U.S. and France agree on ‘concrete steps’ against ISIS
The defense ministers of France and the United States agreed Sunday on “concrete steps” to intensify cooperation against the Islamic State group, the Pentagon said.
U.S. Defense Secretary Ashton Carter and French Defense Minister Jean-Yves Le Drian discussed by telephone the actions they are taking in response to Friday’s terrorist attacks in Paris that killed at least 129 people.
“They agreed on concrete steps the US and French militaries should take to further intensify our close cooperation in prosecuting a sustained campaign against ISIL,” Pentagon press secretary Peter Cook said.
“Secretary Carter reiterated the firm commitment of the United States to support France and move together to ensure ISIL is dealt a lasting defeat,” he said.
The statement provided no details on the measures to be taken.
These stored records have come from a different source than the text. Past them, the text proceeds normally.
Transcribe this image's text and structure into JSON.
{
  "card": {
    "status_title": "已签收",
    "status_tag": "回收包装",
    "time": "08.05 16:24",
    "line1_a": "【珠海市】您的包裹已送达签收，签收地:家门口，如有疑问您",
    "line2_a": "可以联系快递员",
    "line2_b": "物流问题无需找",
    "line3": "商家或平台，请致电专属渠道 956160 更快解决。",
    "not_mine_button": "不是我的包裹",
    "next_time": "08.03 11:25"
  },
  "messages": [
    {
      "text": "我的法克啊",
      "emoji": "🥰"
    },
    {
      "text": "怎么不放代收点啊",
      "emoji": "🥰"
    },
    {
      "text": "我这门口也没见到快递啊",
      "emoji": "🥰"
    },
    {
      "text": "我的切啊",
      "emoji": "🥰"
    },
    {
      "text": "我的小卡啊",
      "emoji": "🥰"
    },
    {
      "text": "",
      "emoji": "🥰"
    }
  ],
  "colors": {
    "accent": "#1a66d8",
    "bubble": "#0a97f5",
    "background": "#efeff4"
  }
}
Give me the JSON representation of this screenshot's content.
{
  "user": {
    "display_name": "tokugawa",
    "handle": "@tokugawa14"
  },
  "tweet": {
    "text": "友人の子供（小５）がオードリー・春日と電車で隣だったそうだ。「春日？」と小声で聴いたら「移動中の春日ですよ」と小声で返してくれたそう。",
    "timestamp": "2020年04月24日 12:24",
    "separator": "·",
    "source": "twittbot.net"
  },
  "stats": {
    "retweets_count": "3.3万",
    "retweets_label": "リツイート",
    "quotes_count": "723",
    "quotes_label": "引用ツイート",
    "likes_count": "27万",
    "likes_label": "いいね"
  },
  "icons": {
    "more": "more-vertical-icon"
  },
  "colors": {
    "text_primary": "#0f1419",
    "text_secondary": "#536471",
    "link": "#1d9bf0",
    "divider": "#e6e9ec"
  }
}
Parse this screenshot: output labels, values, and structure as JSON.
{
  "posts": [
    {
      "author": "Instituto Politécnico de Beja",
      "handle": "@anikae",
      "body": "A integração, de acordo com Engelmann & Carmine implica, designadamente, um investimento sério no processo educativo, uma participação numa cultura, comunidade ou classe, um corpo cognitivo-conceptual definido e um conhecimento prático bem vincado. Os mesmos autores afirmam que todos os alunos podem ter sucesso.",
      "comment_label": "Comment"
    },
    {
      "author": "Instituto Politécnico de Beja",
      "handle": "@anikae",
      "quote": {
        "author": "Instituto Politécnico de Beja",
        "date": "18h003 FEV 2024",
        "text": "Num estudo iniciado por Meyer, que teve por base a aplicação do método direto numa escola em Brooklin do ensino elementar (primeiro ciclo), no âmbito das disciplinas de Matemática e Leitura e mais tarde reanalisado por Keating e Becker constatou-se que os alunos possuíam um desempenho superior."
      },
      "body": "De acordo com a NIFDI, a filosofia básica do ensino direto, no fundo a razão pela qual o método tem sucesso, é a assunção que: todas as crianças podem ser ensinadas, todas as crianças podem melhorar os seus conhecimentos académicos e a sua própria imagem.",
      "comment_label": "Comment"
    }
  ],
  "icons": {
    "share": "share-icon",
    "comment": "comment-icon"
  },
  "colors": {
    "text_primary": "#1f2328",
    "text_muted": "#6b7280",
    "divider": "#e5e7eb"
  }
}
But U.S. officials said they would build on coordination already being handled by a French two-star general at the US Central Command, which oversees U.S. military operations in the Middle East.
France already takes part in a US-led campaign of air strikes against Islamic State strongholds in Syria and Iraq.
The U.S. deputy national security adviser, Ben Rhodes, said the United States and France also will be intensifying intelligence sharing.
The international response to the attacks was the focus of a summit in Turkey Sunday that includes U.S. President Barack Obama, who vowed that the United States would stand by France and “redouble” efforts against IS.
If France invokes Article V of the NATO treaty, which states that an attack on one member is an attack on all, the United States would “absolutely” support it, Rhodes said on CNN’s State of the Union.